Eight months later I was lucky enough to get back to Orissa. The original plan in 2015 had been for the Board meeting to be held at a resort hotel near Puri, but that had been booked up. In August 2016 then the organization had a retreat for all its staff at that beautifully landscaped hotel, and invited the Board to participate. The event included a magnificient display of traditional dance, unusual in that the performers were all boys, dressed as women – not very convincingly, I should note, given the energetic gymnastics they engaged in, building up pyramids that dissolved and revived to reverberating rhythms.

Once again I went travelling, after the meeting, first to Chandipur, a seaside resort with a delightful if decrepit TDC hotel overlooking the sea. Sunrise there was fantastic, after which I went to the Panchlingam Temple set in forestry over a cascading waterfall. Courtesy of the bargaining powers of my guide, I was able to buy there the most beautiful clay horse, which has pride of place now on the landing of what is now my section of Lakmahal.

I went then to Balasore, to try to enter Similipal, but the very helpful officer in the TDC office, housed in a lovely old house, told me it was difficult and the hotel in the park had long been closed, because of the Naxalite threats. So I went back to Chandbali, where the TDC manager welcomed me like a long lost friend, and arranged another river tour, though again we did not have time to get into the Park.

This was because, instead of crocodiles, which were the principal attractions of the reserve, I thought I wanted to see more of the Buddhist sites. So I went back to Ratnagiri, where the museum was fabulous, and the site as remarkable as I remembered it. Then to a couple of the smaller sites I had missed out on earlier, including the home of a charming stone elephant, now carefully sheltered in a padlocked enclave. But most impressive was the climb to the collection of stupas carved into rocks in the now deserted monastery on Langudi Hill. I could understand now why Sudharshan Seneviratne, Mahinda Rajapaksa’s last inspired choice as High Commissioner in India, had wanted to develop better relations with the Indian states, but alas his paper on the subject had not been shown to the Foreign Minister, let alone the President.

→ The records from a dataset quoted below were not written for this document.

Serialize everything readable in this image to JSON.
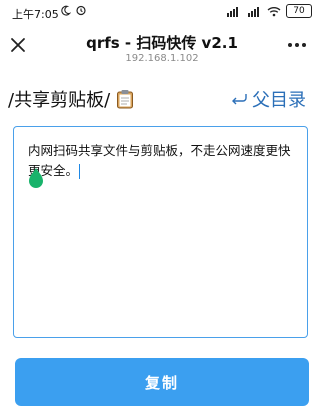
{
  "status_bar": {
    "time": "上午7:05",
    "battery": "70"
  },
  "header": {
    "title": "qrfs - 扫码快传 v2.1",
    "subtitle": "192.168.1.102"
  },
  "page": {
    "heading": "/共享剪贴板/",
    "parent_link": "父目录"
  },
  "clipboard": {
    "content": "内网扫码共享文件与剪贴板，不走公网速度更快更安全。"
  },
  "actions": {
    "copy_label": "复制"
  },
  "colors": {
    "accent": "#3b9ff0",
    "link": "#2b6fb8",
    "caret_handle": "#19b36b"
  }
}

Ceylon Today 7 Jan 2017 – http://www.ceylontoday.lk/print20161101CT20161231.php?id=12554